With the shift from in-office to remote work occurring almost overnight, such a change may have caused vast anxiety across the business. Considering this rapid change, it’s important to ensure employees are constantly updated when additional changes are needed to protect the business.
Q: How are CHROs working through rapid decision-making on procedural changes and the various talent management functions?
David Clift: The pace of decision-making has changed dramatically, which begs the need for quality data. Pre-COVID, decisions were made over a period of months. Now, similar decisions are being made within 72 hours. This can be done by leveraging technology and by building focus groups composed of Managing Directors, junior employees, and executives. This diversity allows HR professionals to gather data and feedback across the business in real time which empowers CHROs to make the best decisions possible.

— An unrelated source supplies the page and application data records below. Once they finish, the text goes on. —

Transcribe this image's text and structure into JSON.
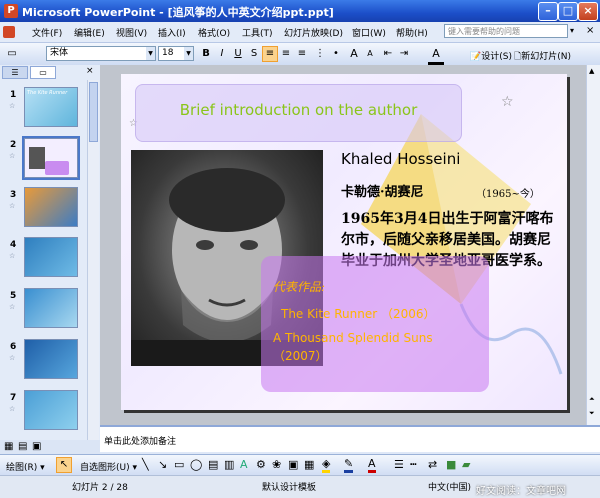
{
  "window": {
    "title": "Microsoft PowerPoint - [追风筝的人中英文介绍ppt.ppt]"
  },
  "menu": {
    "items": [
      "文件(F)",
      "编辑(E)",
      "视图(V)",
      "插入(I)",
      "格式(O)",
      "工具(T)",
      "幻灯片放映(D)",
      "窗口(W)",
      "帮助(H)"
    ],
    "help_placeholder": "键入需要帮助的问题"
  },
  "toolbar": {
    "font_name": "宋体",
    "font_size": "18",
    "bold": "B",
    "italic": "I",
    "underline": "U",
    "shadow": "S",
    "design_label": "设计(S)",
    "new_slide_label": "新幻灯片(N)"
  },
  "slides_pane": {
    "slides": [
      {
        "number": "1",
        "thumb_text": "The Kite Runner"
      },
      {
        "number": "2"
      },
      {
        "number": "3"
      },
      {
        "number": "4"
      },
      {
        "number": "5"
      },
      {
        "number": "6"
      },
      {
        "number": "7"
      }
    ]
  },
  "slide": {
    "title": "Brief introduction on the author",
    "author_en": "Khaled Hosseini",
    "author_cn": "卡勒德·胡赛尼",
    "author_years": "（1965~今）",
    "bio": "1965年3月4日出生于阿富汗喀布尔市，后随父亲移居美国。胡赛尼毕业于加州大学圣地亚哥医学系。",
    "works_label": "代表作品:",
    "work1": "The Kite Runner （2006）",
    "work2a": "A Thousand Splendid Suns",
    "work2b": "（2007）"
  },
  "notes": {
    "placeholder": "单击此处添加备注"
  },
  "drawing_toolbar": {
    "draw_label": "绘图(R)",
    "autoshapes_label": "自选图形(U)"
  },
  "status": {
    "slide_counter": "幻灯片 2 / 28",
    "template": "默认设计模板",
    "language": "中文(中国)",
    "watermark": "好文阅读：文章吧网"
  },
  "colors": {
    "title_green": "#8ac51a",
    "works_orange": "#ffb400",
    "titlebar_blue": "#1c4fc9"
  }
}
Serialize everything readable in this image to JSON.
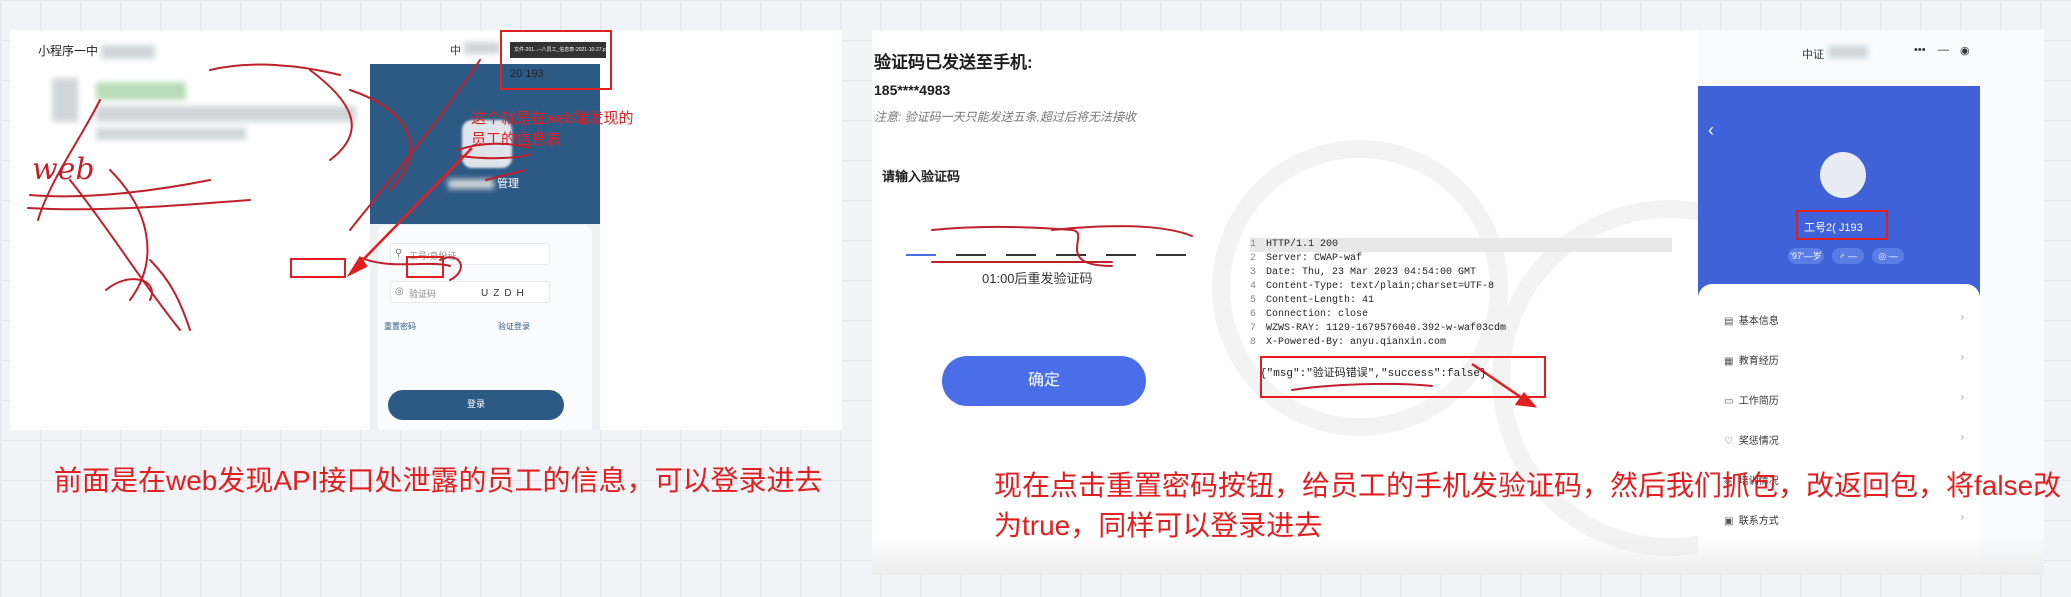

Without these two key elements (data and a network of individuals), decisions could end up being lower quality.
Jo Kori: In our organization, internal communications have been vital for making quick policy changes. These communications have made it easier for employees to adopt the decisions and policies as they’re changing. Utilizing Google Forms to capture questions after weekly company updates and webinars has also become a vehicle for employees to provide feedback. Some of the feedback we’ve received from employees has highlighted their appreciation for the CEO’s transparency [through a weekly all-hands video call]. This top-down approach has been instrumental in increasing trust and transparency as well as an increase in loyalty across the business.
More from the blog: ‘3 Ways to Modernize Your Performance Review Process’
Utilizing Data Sets to Measure Performance
During the webinar, David Clift and Stephen Bruce outlined a high-level approach for utilizing data sets to measure performance. This strategy is especially critical for managers to navigate performance reviews during this time of remote work.
Q: How can specific data sets allow CHROs to make a high impact on the productivity and competitiveness of the organization?
David Clift: When I started in HR, the idea of having someone with data analytics skills on your team was never discussed. The skills required within an HR team now require people who can analyze data sets and ensure these results are useful. The ability to bring employee’s skills and competencies together in a simple tool is critical. In terms of productivity, the role of the CHRO has become much more important during this crisis. There’s an expectation to the board that you’re the person with the most important data. A lot of that info and data sits with HR and it’s an opportunity for HR professionals to show the importance of the positive impact on a business.
Stephen Bruce: Throughout my twenty years as an HR practitioner, CEOs have always worried about engagement and employee productivity. From that productivity perspective, there are no metrics to track how productive an employee is. Instead, HR professionals are relying on managers to understand how and why those engagement levels fall. If you don’t understand the engagement levels of your employees, you run the risk of reduced productivity. Pulse surveys can help businesses truly understand how the organization is performing during remote work.
Basic tracking can offer insights on whether HR should be thinking of incentives and compensation in a different way, like risk-based pay or other incentives. HR professionals need to be thinking of incentives and how they’re going to track that. Furthermore, it’s important to maintain the highest level of productivity with the staff you have. Under-performers aren’t going to resign and will inevitably produce at a much lower level than they previously were. Consider incentives and training opportunities to ensure you’re keeping the best employees engaged.
CHROs need to remind CEOs that if the business is down 15%-25%, it’s the responsibility of HR to bring organizational data through engagement surveys and performance metrics back to the management team to say: “This is how we’re forecasting and how it could impact our forecast for the rest of the year”.